“I hit the hole and I thought I was going to the house,” he recalled. “Then I felt someone grab my shoulder pad.”
It was a horse collar tackle. Though most of the time unintentional, it is still one of the more dangerous plays in football and can often result in injury.
After six months of rehabilitation, Slechta was ready to play football again. Fate, however, had other plans.
During a routine pass play in a summer 7-on-7 game in which players don’t even wear pads, was trying to stop to make a catch. Instead, he felt a twinge and knew immediately something was wrong — though he couldn’t imagine terrible history was repeating itself.
At the end of the tunnel was playing football, and without the support of my teammates and coaches I probably wouldn’t be playing.
Tucker Slechta, on coming back from two knee injuries in less than a year
“I thought I pulled a hamstring. There was no pain, but I felt a pop,” he said. “It was much more shocking than the first time, learning I’d injured it again.
“It was a fluke accident. I must have partially torn it a play or two before.”
Slechta thought of his junior season, which he knew instantly that he would now miss. The physical therapy he had done five times a week to come back, it was all for naught now.
“It was horrible. It was also tough on my family.
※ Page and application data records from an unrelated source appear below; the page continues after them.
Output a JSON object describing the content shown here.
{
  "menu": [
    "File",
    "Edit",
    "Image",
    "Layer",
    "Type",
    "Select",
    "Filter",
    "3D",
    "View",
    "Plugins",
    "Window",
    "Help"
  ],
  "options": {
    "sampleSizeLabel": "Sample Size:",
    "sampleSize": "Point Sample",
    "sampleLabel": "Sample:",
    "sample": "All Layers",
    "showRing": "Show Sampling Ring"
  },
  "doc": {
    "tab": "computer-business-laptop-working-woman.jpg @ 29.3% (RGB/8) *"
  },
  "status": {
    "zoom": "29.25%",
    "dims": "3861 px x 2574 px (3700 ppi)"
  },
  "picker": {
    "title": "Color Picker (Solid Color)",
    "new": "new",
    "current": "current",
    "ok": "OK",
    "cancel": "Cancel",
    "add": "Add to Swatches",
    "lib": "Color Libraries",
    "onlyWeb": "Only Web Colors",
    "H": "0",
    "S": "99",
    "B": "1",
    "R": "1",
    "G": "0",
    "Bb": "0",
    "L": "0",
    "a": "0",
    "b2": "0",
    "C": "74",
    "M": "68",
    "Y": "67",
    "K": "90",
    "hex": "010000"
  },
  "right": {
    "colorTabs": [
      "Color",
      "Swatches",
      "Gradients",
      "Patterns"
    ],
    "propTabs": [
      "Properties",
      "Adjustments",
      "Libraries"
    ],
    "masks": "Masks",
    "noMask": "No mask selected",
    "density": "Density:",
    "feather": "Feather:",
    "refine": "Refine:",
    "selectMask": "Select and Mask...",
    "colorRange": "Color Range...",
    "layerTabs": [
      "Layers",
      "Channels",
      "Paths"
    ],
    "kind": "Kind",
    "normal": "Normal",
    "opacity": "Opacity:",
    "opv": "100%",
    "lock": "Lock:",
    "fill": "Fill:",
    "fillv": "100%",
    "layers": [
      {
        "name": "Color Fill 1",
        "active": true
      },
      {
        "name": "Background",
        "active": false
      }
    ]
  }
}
They support me in everything, and they could see how much this was weighing on me,” he said.
Still, Slechta was determined to play again for the Dragons. He went through another surgery, went back to therapy, and even returned to run track this past spring, competing in the 100, 200 and 400-meter dashes.
And he also competed in 7-on-7 again this past summer.
“Track really helped, running straight strengthened me,” he said. “Spring ball and 7-on-7 gave me confidence.”
Slechta admits, though, that he relied on his coaches and teammates to help him come back.
“He’s a poster player for resilience and mental toughness,” Carroll head coach Hal Wasson said.
“If I didn’t love the game of football and my brothers I play with so much I probably wouldn’t have done it,” he said. “They were everything. At the end of the tunnel was playing football, and without the support of my teammates and coaches I probably wouldn’t be playing.”
Slechta didn’t stay away while he was recovering. In fact, it was quite the opposite. He was at every practice when it didn’t interfere with his physical therapy. He also traveled with the team.
“I felt like an assistant coach,” he said. “It was tough not being able to play, but it was great to be with the guys.
“I want to lead this team. When I wasn’t playing, I was a student of the game.”
Wasson called Slechter a great leader.
“He’s had to deal with a lot of adversity, but kept a great attitude,” Wasson said. “Tremendous young man.”
Slechta said he knows playing in college will be a big challenge, given his injury history. He also said that’s not at the forefront of his thinking as he prepares for what he hopes will be a great senior season.
“I would like to play in college, but I’m also facing reality,” he said. “ It’s not my focus right now, but if there is an opportunity out there, I would love for it to happen.
“Who knows? If I have a fantastic season and my team does as well, someone might notice me. But for now, I’m just thrilled to be playing again.”